    3. Customers, Suppliers - Note that customer prepaid obligations and accounts payables are at the top of the current liabilities list.
    4. Shareholders - Only after all liability holders are paid off do equity holders receive their share of a company's economic value.  But while liability holders receive an amount fixed by contract or percentage (e.g. taxes), there is no cap to what equity holders can receive.
    To the degree which management's economic value is received as wages vs. equity, their interests receive treatment as either employee or shareholder's respectively.

    Given that precedence is fairly well defined, the main conflict between stakeholders centers around how much economic value to allot to each stakeholder.  Managing these tradeoffs ultimately falls to the CEO.

    Next week, we'll look at what happens when the demands of a stakeholder are out of balance with the rest.  The following week, we'll conclude by focusing on the difference between "friends and family" and institutional investors, and what this means for a founder/CEO.

    Monday, January 4, 2010

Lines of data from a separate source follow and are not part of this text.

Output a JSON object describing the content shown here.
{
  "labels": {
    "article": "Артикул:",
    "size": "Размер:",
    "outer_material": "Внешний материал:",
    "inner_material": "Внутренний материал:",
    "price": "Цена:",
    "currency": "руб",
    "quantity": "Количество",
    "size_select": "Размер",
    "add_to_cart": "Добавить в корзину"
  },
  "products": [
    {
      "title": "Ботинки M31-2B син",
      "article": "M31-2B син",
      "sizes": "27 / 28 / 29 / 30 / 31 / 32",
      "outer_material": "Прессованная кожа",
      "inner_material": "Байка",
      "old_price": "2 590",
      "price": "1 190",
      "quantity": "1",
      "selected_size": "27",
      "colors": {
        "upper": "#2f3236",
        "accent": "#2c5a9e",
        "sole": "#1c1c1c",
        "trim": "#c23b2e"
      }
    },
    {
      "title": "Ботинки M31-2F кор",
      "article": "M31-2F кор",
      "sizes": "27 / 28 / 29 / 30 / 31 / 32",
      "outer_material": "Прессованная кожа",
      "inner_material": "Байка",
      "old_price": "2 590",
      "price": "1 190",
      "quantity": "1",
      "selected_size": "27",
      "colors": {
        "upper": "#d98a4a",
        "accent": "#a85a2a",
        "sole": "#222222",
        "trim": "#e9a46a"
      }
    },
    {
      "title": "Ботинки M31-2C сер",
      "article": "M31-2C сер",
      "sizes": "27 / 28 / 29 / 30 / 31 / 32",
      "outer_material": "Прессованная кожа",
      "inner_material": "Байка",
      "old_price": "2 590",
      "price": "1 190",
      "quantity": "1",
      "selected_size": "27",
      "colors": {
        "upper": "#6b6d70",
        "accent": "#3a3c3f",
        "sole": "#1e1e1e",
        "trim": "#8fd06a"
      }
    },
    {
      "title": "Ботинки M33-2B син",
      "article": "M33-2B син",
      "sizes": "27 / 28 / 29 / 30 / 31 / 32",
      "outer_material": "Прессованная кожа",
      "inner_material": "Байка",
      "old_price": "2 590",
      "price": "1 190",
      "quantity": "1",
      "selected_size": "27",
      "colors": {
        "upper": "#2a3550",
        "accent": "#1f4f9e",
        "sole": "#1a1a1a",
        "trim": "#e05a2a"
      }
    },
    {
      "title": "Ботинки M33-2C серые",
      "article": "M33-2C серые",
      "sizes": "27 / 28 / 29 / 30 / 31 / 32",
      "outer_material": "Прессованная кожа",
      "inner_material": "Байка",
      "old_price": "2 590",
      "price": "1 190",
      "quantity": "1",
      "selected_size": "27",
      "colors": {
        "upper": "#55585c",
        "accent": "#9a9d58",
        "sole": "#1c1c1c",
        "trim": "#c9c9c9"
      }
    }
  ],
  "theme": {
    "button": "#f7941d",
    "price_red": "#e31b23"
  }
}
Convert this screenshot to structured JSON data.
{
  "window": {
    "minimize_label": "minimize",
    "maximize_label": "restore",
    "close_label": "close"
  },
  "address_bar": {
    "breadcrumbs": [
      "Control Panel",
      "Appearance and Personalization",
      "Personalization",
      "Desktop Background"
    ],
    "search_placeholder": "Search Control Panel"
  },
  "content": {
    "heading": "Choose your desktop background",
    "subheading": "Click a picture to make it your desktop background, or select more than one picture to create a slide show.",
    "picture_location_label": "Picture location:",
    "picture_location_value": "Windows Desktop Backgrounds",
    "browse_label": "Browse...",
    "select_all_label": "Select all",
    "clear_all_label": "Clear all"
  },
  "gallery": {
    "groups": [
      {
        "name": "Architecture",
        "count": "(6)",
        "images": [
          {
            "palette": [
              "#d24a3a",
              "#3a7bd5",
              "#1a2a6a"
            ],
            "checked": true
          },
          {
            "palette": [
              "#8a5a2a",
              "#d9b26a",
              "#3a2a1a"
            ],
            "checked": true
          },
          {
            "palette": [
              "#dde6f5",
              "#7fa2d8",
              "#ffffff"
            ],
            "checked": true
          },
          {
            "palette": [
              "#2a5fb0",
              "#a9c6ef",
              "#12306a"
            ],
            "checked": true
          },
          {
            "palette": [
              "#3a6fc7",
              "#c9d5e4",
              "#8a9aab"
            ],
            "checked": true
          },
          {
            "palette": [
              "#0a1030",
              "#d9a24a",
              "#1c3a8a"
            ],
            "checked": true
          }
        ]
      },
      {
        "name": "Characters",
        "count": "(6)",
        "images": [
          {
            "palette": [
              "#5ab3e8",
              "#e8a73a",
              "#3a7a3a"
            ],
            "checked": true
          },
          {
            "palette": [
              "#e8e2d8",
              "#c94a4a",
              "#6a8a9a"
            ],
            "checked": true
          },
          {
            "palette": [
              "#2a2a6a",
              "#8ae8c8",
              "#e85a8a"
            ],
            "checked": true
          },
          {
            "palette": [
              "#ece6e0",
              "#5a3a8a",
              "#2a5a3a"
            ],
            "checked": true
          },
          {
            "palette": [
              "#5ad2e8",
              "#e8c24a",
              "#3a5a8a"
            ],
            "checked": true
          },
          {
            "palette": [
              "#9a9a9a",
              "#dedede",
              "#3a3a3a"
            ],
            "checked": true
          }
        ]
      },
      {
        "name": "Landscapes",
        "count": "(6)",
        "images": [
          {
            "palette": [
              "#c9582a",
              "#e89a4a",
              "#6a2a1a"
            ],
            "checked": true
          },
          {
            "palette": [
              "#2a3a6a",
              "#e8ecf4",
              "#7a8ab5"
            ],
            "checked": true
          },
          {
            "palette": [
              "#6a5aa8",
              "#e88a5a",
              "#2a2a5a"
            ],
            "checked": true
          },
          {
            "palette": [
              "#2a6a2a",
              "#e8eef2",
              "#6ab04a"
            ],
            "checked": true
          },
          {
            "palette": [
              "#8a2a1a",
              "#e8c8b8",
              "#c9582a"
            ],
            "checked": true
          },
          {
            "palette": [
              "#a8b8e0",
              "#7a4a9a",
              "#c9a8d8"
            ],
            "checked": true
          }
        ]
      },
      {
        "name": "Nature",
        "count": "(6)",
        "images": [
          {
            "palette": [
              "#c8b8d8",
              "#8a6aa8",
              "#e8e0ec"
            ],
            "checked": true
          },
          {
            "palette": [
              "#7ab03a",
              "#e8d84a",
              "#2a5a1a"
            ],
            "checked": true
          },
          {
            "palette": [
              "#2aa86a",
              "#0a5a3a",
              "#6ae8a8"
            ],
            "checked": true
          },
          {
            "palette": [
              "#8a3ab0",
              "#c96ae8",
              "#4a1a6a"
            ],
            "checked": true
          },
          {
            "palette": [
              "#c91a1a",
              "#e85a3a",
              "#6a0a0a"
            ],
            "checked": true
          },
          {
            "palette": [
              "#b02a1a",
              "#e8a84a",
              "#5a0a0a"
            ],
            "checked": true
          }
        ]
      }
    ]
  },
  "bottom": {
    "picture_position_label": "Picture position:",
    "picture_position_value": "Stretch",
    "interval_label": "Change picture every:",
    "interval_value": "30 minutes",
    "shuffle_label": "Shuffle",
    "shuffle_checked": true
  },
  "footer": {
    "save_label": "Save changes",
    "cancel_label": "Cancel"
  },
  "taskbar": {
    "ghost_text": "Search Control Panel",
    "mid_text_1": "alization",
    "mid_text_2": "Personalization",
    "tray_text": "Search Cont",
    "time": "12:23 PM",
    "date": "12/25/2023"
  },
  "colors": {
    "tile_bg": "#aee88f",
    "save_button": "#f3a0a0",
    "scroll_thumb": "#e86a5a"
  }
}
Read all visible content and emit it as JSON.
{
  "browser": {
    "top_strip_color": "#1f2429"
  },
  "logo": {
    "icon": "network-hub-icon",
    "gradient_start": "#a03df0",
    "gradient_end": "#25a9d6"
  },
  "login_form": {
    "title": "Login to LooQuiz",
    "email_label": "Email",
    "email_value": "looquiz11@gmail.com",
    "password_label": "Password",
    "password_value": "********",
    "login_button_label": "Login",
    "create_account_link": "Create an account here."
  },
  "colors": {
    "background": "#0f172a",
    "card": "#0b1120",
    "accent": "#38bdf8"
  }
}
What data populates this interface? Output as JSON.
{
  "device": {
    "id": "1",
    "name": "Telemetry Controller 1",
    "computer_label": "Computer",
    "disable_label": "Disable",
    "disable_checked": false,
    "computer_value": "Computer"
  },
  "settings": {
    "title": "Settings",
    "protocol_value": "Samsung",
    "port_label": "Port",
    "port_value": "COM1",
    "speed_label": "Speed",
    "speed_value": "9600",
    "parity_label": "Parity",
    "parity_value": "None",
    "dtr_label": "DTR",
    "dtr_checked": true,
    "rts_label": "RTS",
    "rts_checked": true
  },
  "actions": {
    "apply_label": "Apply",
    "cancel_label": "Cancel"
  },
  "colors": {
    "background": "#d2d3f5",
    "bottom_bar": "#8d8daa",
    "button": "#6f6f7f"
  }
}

    The Job of a Small Company CEO

    For some reason, in the past month, I've had several people ask me what's involved with being a small company CEO.  Then last week, the same question came up on a startup discussion group I subscribe to,  Apparently a few people found my answer helpful, so I've posted it here.

    Having been CEO of several small tech companies in Silicon Valley, here is a summary of what I've found the job to be:
    • The CEO's #1 job is to empower his/her team to do the job that needs to be done. It is the CEO's job to put energy into the business.
    • The CEO is responsible for drawing out, synthesizing, and articulating the vision for the company both internal and external. This is not necessarily the same thing as creating the vision.
    • The CEO is responsible for creating a culture that is high integrity, high performance, but humane. Balancing these three is tougher than it looks.
    • When it comes to raising money, key customers and key partners, the CEO is the top salesperson and representative of the company. By virtue of your position, especially to investors, you are the face of the company.
    • The CEO is responsible for ensuring the company has a coherent strategy for winning in the marketplace and that the company is executing. At the startup level that means ensuring that the company creates a business model that works and understands how to acquire customers.
      So what skills does it take?
      • You should be able to pick people. Get this right, and a lot of issues go away.
      • You need to be an effective communicator of your ideas.
      • You need to be able to empathize with people and be able to put yourself in their shoes.
      • You need to have the guts to stick with your ethical values (just look around to see what happens when CEOs don't have this).
      • You need to have the ability to face the facts as they are, not as you wish them to be.
        What you don't need:
        • Brilliance - you don't need to know everything or be the most knowledgeable person in the room. In fact, this can actually be a handicap, if it stifles the willingness of your people to present views that might be contrary to yours. I've found that people spend a lot of time trying to "read the CEO". You have to create a safe environment for people to put forth their true opinions even to the point of playing dumb.
        • Charisma - I know a lot of plain vanilla, even dull CEOs who are nevertheless very effective. We can't all be Steve Jobs. CEOs come in many flavors.
        Best of luck to all of you who are or are about to assume the mantel of a small company CEO.